■ **ACTION ITEM**
Word for word, repeat every record.

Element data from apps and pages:
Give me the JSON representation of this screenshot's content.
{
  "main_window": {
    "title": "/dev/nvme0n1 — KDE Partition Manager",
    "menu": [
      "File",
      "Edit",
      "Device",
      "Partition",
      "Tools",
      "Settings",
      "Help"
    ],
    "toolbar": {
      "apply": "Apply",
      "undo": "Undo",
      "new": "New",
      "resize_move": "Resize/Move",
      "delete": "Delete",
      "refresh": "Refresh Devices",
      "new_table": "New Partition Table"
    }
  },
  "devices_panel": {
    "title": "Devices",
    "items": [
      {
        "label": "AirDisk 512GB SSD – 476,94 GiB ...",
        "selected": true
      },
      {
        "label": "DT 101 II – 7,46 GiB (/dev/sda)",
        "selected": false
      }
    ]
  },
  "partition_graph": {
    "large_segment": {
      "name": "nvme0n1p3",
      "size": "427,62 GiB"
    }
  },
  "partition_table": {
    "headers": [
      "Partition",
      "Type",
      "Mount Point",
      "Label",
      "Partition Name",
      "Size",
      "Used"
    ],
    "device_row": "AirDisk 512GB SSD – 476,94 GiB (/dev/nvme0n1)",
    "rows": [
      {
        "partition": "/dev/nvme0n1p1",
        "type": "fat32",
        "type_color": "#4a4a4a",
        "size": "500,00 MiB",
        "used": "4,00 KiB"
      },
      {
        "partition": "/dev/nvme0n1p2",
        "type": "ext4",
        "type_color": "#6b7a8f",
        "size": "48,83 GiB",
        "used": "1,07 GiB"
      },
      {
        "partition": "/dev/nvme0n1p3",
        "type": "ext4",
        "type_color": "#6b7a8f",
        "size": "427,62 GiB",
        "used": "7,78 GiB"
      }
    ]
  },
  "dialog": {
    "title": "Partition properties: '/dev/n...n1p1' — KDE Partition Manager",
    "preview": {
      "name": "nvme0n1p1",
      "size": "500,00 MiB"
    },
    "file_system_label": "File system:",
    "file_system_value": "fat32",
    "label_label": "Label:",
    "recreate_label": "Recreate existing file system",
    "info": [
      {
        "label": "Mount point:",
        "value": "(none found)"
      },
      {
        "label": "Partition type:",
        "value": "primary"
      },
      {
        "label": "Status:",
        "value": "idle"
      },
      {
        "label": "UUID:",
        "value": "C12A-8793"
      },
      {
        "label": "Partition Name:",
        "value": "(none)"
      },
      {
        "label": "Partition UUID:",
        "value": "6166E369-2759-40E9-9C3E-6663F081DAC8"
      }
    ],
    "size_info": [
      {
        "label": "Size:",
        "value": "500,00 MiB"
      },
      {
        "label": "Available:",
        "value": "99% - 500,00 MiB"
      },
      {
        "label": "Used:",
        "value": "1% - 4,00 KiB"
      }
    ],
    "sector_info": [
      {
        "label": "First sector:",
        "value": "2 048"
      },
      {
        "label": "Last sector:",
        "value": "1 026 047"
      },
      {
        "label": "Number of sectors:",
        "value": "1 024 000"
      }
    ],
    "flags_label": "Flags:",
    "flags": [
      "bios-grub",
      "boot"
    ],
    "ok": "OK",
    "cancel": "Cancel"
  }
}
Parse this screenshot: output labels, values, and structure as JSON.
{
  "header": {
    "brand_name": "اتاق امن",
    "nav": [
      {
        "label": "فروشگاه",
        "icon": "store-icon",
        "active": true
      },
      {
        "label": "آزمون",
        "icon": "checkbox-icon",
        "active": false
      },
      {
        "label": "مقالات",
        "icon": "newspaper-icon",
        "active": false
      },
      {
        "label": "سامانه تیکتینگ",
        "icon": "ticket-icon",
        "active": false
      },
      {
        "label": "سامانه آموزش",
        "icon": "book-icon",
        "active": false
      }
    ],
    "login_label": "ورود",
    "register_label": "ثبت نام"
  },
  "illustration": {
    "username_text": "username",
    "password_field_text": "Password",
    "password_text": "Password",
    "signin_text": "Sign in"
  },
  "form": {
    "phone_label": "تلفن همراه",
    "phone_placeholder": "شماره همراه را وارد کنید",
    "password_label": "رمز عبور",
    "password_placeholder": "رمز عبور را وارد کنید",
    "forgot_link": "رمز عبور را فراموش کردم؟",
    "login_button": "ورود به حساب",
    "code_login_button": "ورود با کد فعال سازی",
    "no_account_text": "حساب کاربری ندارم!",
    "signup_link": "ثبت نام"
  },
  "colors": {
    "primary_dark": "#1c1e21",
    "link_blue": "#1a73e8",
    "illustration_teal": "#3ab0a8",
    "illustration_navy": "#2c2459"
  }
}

■ **ANSWER FOR THIS EXERCISE**
Give me the JSON representation of this screenshot's content.
{
  "main_window": {
    "title": "/dev/nvme0n1 — KDE Partition Manager",
    "menu": [
      "File",
      "Edit",
      "Device",
      "Partition",
      "Tools",
      "Settings",
      "Help"
    ],
    "toolbar": {
      "apply": "Apply",
      "undo": "Undo",
      "new": "New",
      "resize_move": "Resize/Move",
      "delete": "Delete",
      "refresh": "Refresh Devices",
      "new_table": "New Partition Table"
    }
  },
  "devices_panel": {
    "title": "Devices",
    "items": [
      {
        "label": "AirDisk 512GB SSD – 476,94 GiB ...",
        "selected": true
      },
      {
        "label": "DT 101 II – 7,46 GiB (/dev/sda)",
        "selected": false
      }
    ]
  },
  "partition_graph": {
    "large_segment": {
      "name": "nvme0n1p3",
      "size": "427,62 GiB"
    }
  },
  "partition_table": {
    "headers": [
      "Partition",
      "Type",
      "Mount Point",
      "Label",
      "Partition Name",
      "Size",
      "Used"
    ],
    "device_row": "AirDisk 512GB SSD – 476,94 GiB (/dev/nvme0n1)",
    "rows": [
      {
        "partition": "/dev/nvme0n1p1",
        "type": "fat32",
        "type_color": "#4a4a4a",
        "size": "500,00 MiB",
        "used": "4,00 KiB"
      },
      {
        "partition": "/dev/nvme0n1p2",
        "type": "ext4",
        "type_color": "#6b7a8f",
        "size": "48,83 GiB",
        "used": "1,07 GiB"
      },
      {
        "partition": "/dev/nvme0n1p3",
        "type": "ext4",
        "type_color": "#6b7a8f",
        "size": "427,62 GiB",
        "used": "7,78 GiB"
      }
    ]
  },
  "dialog": {
    "title": "Partition properties: '/dev/n...n1p1' — KDE Partition Manager",
    "preview": {
      "name": "nvme0n1p1",
      "size": "500,00 MiB"
    },
    "file_system_label": "File system:",
    "file_system_value": "fat32",
    "label_label": "Label:",
    "recreate_label": "Recreate existing file system",
    "info": [
      {
        "label": "Mount point:",
        "value": "(none found)"
      },
      {
        "label": "Partition type:",
        "value": "primary"
      },
      {
        "label": "Status:",
        "value": "idle"
      },
      {
        "label": "UUID:",
        "value": "C12A-8793"
      },
      {
        "label": "Partition Name:",
        "value": "(none)"
      },
      {
        "label": "Partition UUID:",
        "value": "6166E369-2759-40E9-9C3E-6663F081DAC8"
      }
    ],
    "size_info": [
      {
        "label": "Size:",
        "value": "500,00 MiB"
      },
      {
        "label": "Available:",
        "value": "99% - 500,00 MiB"
      },
      {
        "label": "Used:",
        "value": "1% - 4,00 KiB"
      }
    ],
    "sector_info": [
      {
        "label": "First sector:",
        "value": "2 048"
      },
      {
        "label": "Last sector:",
        "value": "1 026 047"
      },
      {
        "label": "Number of sectors:",
        "value": "1 024 000"
      }
    ],
    "flags_label": "Flags:",
    "flags": [
      "bios-grub",
      "boot"
    ],
    "ok": "OK",
    "cancel": "Cancel"
  }
}
Parse this screenshot: output labels, values, and structure as JSON.
{
  "header": {
    "brand_name": "اتاق امن",
    "nav": [
      {
        "label": "فروشگاه",
        "icon": "store-icon",
        "active": true
      },
      {
        "label": "آزمون",
        "icon": "checkbox-icon",
        "active": false
      },
      {
        "label": "مقالات",
        "icon": "newspaper-icon",
        "active": false
      },
      {
        "label": "سامانه تیکتینگ",
        "icon": "ticket-icon",
        "active": false
      },
      {
        "label": "سامانه آموزش",
        "icon": "book-icon",
        "active": false
      }
    ],
    "login_label": "ورود",
    "register_label": "ثبت نام"
  },
  "illustration": {
    "username_text": "username",
    "password_field_text": "Password",
    "password_text": "Password",
    "signin_text": "Sign in"
  },
  "form": {
    "phone_label": "تلفن همراه",
    "phone_placeholder": "شماره همراه را وارد کنید",
    "password_label": "رمز عبور",
    "password_placeholder": "رمز عبور را وارد کنید",
    "forgot_link": "رمز عبور را فراموش کردم؟",
    "login_button": "ورود به حساب",
    "code_login_button": "ورود با کد فعال سازی",
    "no_account_text": "حساب کاربری ندارم!",
    "signup_link": "ثبت نام"
  },
  "colors": {
    "primary_dark": "#1c1e21",
    "link_blue": "#1a73e8",
    "illustration_teal": "#3ab0a8",
    "illustration_navy": "#2c2459"
  }
}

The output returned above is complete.